THE TASK:
The answer must be a single number: how many lines in this listing hold the word "your".
· · · ·
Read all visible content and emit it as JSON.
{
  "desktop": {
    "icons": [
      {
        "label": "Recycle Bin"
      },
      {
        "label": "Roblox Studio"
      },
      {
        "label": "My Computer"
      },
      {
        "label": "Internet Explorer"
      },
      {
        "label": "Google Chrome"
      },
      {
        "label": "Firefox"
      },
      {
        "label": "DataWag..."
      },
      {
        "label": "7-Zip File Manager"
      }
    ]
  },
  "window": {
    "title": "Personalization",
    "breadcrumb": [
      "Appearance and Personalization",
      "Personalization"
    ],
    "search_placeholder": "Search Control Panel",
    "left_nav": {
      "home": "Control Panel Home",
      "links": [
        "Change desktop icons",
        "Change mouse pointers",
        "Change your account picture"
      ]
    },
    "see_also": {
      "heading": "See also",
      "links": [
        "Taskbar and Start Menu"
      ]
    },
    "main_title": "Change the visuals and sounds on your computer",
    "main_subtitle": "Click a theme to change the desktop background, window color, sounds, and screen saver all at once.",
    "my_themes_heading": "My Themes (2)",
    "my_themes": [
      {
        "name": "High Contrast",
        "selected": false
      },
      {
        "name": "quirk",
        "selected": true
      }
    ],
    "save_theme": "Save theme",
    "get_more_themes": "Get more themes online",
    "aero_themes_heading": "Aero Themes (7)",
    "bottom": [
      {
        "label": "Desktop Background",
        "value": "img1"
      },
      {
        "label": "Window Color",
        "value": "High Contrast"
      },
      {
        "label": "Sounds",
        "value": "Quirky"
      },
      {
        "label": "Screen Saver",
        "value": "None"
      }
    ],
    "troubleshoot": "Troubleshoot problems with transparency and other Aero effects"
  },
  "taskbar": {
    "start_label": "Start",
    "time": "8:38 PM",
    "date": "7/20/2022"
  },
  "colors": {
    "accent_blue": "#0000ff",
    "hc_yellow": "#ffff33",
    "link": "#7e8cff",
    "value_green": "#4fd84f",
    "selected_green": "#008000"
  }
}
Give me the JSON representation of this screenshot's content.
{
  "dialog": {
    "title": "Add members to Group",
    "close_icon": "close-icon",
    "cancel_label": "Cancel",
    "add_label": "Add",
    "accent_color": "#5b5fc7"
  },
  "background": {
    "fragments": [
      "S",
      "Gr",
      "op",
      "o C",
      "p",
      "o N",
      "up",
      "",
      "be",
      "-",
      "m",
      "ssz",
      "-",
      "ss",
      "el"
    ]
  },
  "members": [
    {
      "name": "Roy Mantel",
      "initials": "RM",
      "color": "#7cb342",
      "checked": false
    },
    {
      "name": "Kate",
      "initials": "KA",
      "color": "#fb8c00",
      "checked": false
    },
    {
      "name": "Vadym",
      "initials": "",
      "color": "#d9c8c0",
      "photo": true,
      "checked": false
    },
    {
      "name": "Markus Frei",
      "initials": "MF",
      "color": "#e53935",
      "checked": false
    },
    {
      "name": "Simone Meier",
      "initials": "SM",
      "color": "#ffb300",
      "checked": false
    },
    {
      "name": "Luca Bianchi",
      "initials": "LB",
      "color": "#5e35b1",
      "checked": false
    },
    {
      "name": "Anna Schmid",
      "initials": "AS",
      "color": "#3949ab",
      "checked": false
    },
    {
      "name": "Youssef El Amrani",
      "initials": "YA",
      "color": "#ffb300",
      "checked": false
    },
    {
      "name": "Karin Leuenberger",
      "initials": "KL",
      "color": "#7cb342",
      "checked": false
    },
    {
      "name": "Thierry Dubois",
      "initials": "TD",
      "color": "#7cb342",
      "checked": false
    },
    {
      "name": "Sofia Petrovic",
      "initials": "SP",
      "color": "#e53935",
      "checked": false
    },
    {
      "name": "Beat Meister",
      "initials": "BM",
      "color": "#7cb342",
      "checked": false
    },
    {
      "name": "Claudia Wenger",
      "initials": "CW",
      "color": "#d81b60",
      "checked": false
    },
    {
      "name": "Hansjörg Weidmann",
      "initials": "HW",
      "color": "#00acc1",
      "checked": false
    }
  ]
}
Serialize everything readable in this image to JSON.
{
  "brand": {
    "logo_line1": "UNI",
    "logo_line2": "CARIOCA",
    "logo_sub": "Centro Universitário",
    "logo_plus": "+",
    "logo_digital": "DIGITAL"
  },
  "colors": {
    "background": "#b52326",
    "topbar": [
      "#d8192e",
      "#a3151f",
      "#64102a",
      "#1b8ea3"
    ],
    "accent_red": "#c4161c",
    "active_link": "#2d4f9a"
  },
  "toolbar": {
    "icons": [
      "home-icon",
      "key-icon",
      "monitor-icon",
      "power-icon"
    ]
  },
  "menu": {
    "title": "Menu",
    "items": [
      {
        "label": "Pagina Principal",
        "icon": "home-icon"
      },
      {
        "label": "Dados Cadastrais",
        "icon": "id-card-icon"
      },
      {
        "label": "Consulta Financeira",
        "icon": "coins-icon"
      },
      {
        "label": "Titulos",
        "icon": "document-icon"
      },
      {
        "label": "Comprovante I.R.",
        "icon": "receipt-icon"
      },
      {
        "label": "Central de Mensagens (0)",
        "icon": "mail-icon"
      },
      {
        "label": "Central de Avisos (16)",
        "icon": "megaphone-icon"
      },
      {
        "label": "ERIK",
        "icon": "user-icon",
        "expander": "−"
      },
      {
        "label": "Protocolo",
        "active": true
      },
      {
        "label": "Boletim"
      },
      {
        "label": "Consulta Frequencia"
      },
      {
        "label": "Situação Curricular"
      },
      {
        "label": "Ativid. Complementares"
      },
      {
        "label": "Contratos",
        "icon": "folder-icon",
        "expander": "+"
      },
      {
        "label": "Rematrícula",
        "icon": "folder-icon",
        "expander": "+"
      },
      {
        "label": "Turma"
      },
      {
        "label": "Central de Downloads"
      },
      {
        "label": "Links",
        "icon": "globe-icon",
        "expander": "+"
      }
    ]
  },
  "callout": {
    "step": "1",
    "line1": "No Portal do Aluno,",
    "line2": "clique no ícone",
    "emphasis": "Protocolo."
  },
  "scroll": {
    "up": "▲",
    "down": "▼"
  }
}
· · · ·
SOLUTION FOR THIS PROBLEM:
2